In Medina, the court pointed out that a defendant had the right, prior to the enactment of section 1538.5, to have the merits of a search or seizure objection argued before the appellate court and decided by written opinion on an appeal from a judgment of conviction. (People v. Medina, Supra, 6 Cal.3d at p. 490, 99 Cal.Rptr. 630, 633, 492 P.2d 686, 689.) It concluded that ‘Nothing in the language or history of section 1538.5 suggests that the Legislature contemplated that its enactment . . . could be construed to deny the defendant an opportunity for appellate argument and decision by written opinion . . .’ (Ibid.) In contrast, the People, prior to the enactment of section 1538.5, had no right to have pretrial review of a trial court's decision to suppress evidence. (22 Assembly Interim Com. Report No. 12, Supra, at pp. 15—16.) To allow binding pretrial decision by an appellate court without written opinion of a defendant's claim would undermine the entire scheme of section 1538.5. ‘(P)retrial writ review would become useless for no well-advised defendant would invoke that provision at the risk of losing the right to be heard at oral argument and to have the merits of his constitutional contention decided by a written opinion.’ (People v. Medina, Supra, 6 Cal.3d at p. 490, 99 Cal.Rptr. at p. 634, 492 P.2d at p. 690.) The system is unaffected by allowing decision without written opinion of the People's petition. If the People desire a written opinion, they may appeal after a dismissal instead of petitioning for a writ. But they may not exercise both remedies.

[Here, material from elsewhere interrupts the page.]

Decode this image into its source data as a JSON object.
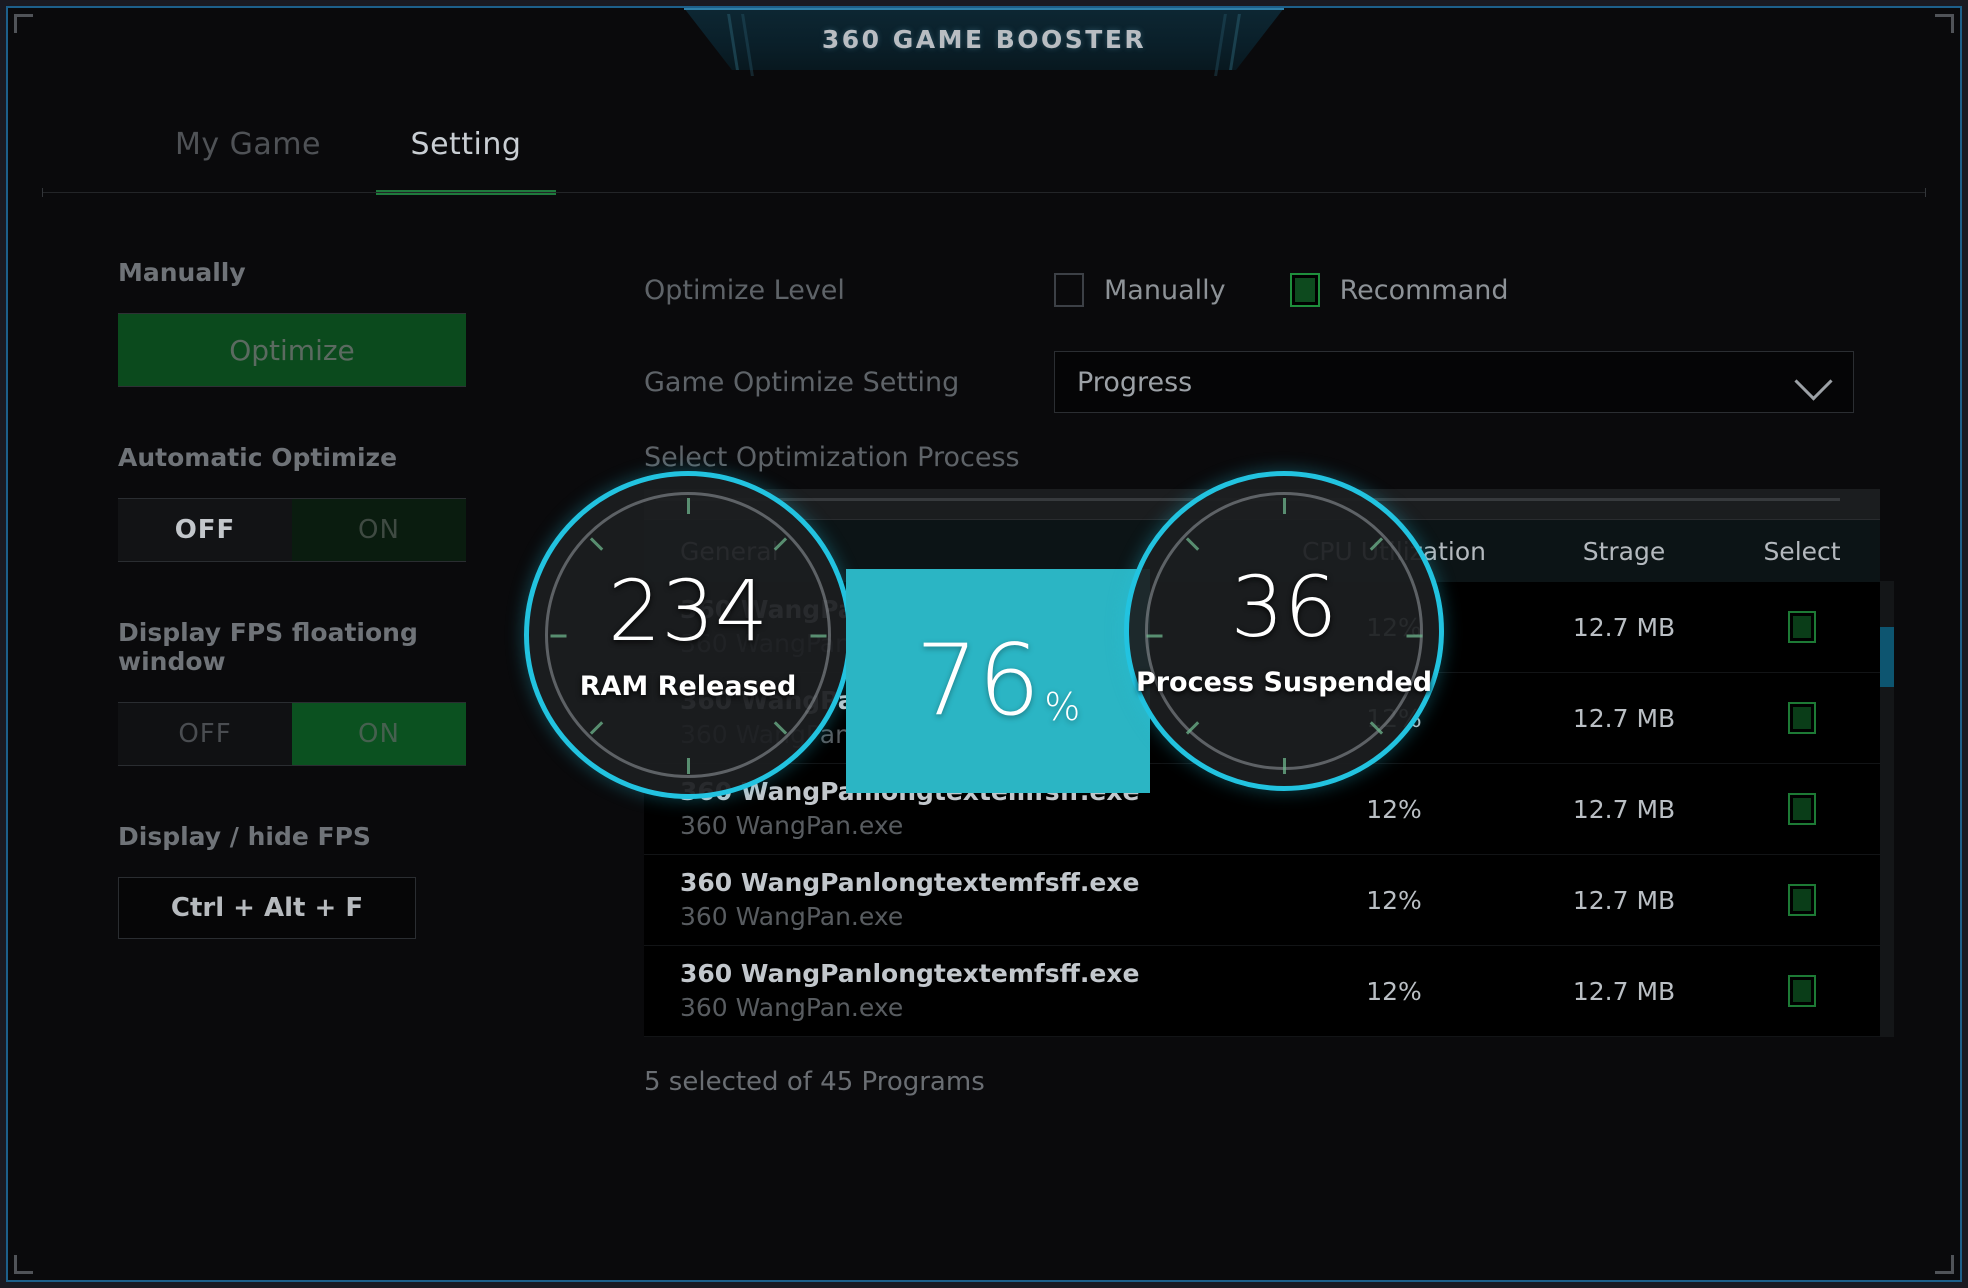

The order is affirmed.
CHRISTIAN, Associate Justice.
CALDECOTT, P.J., and RATTIGAN, J., concur.